The Critique of Practical Reason contains two sections, the Doctrine of Elements, containing the Analytic of Pure Practical Reason and the Dialectic of Pure Practical Reason. These section headings are the same as those of the Critique of Pure Reason. Overall, the Analytic contains the arguments for the categorical imperative as the one true moral principle and for the identity of morality and freedom, the Dialectic exposes the primary error of all previous ethicists and proposes the postulates of pure practical reason, and the Doctrine of Method proposes a new method for moral education.
The Analytic, which is set up like a geometric proof, takes several steps to reach its primary conclusion, that the one ultimate moral principle is to only act such that the maxim of your will could hold universally. A law, Kant says, must be necessary and universal, for otherwise it is no law. If that is so, though, its force cannot be dependent on any contingent feature of the person following it. Next he argues that any law whose force was supposed to depend on its content would run afoul of this—if we tried to say that obedience to God was the ultimate moral law, we could not, for this law could only hold for those who wanted to obey God. Furthermore, on the view of human psychology Kant advances, to act on one's desire to be obedient to God would be to act to satisfy one's contingent pleasure in such obedience. This leaves only the empty form of universality to be the law-giving force of the law. So, for example, it is forbidden to break one's promises, since it would be impossible for breaking promises to be universalized.

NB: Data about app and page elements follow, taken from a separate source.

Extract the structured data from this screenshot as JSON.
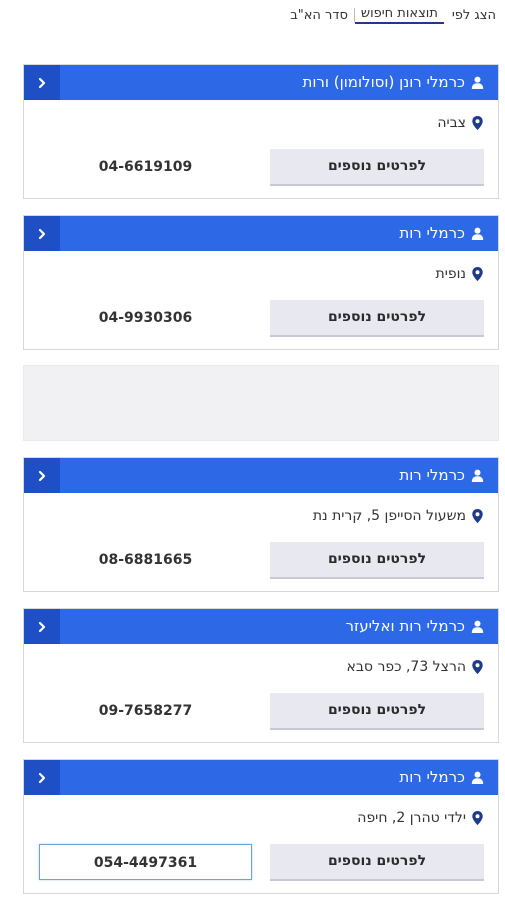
{
  "sort": {
    "label": "הצג לפי",
    "options": [
      {
        "label": "תוצאות חיפוש",
        "active": true
      },
      {
        "label": "סדר הא\"ב",
        "active": false
      }
    ]
  },
  "more_label": "לפרטים נוספים",
  "results": [
    {
      "name": "כרמלי רונן (וסולומון) ורות",
      "address": "צביה",
      "phone": "04-6619109"
    },
    {
      "name": "כרמלי רות",
      "address": "נופית",
      "phone": "04-9930306"
    },
    {
      "name": "כרמלי רות",
      "address": "משעול הסייפן 5, קרית נת",
      "phone": "08-6881665"
    },
    {
      "name": "כרמלי רות ואליעזר",
      "address": "הרצל 73, כפר סבא",
      "phone": "09-7658277"
    },
    {
      "name": "כרמלי רות",
      "address": "ילדי טהרן 2, חיפה",
      "phone": "054-4497361"
    }
  ],
  "colors": {
    "header": "#2d69e6",
    "toggle": "#1f4fc4",
    "pin": "#1e3a8a",
    "button": "#e8e8f0"
  }
}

The Analytic now goes on to argue that the free person and the moral person are one and the same. The free person acts on a law, and not randomly, but not an externally given law, for that would be a form of slavery. Only the categorical imperative is found suitable. Conversely, the moral person is following the practical law and is not bound by contingent desires, and so is autonomous.
The Dialectic accuses all previous ethical writers of having made the same mistake, the mistake of having regarded the morally worthy as aiming at the highest good instead of seeing the highest good as that which is aimed at by morality. These ethical systems were doomed to fail because the moral will cannot be constrained by an independent highest good, since for it to seek anything independent of itself would be to constrain its freedom. In this phenomenal world, furthermore, the highest good is not to be found. However, since following the practical law presupposes believing that its aim, the highest good, will be then achieved, reason requires us to believe the highest good is achievable. It turns out that this, in turn, requires belief in God and immortality. Without God, there is nothing to guarantee that following the moral law will produce the highest good of happiness proportional to morality, and without immortality, there is not enough time for us to achieve perfect morality.
We understand our freedom—which would otherwise be undetectable—while following the moral law. This following of the moral law frees us from the control of our desires. Our ability to feel the force of the practical law is also how we come to know that there is such a law. Therefore, the conclusions about this law, reached in the beginning of the Analytic, are not merely hypothetical. In arguing thus for the reality of morality and freedom, Kant reverses the order of evidence he had in his earlier Groundwork for the Metaphysics of Morals, where he derived morality from freedom.
Finally, in the Doctrine of Method, Kant proposes a method for teaching morality. It is essential to teach the student to act from duty, and not merely outwardly, conforming to morality. Kant recommends that we enlist our pupil's natural delight in arguing about ethical matters and allow him to develop his judgment by asserting various purported moral actions. We are warned not to either err by presenting examples of overblown heroism as paradigms of morality—since these will not help the student deal with normal, non- melodramatic moral dilemmas—or by presenting morality as prudent, since then the student will never learn to properly love morality for its own sake. By presenting examples of the moral law acting purely and without the help of other incentives, the student then learns to understand how the moral law can free him from slavery to his desires.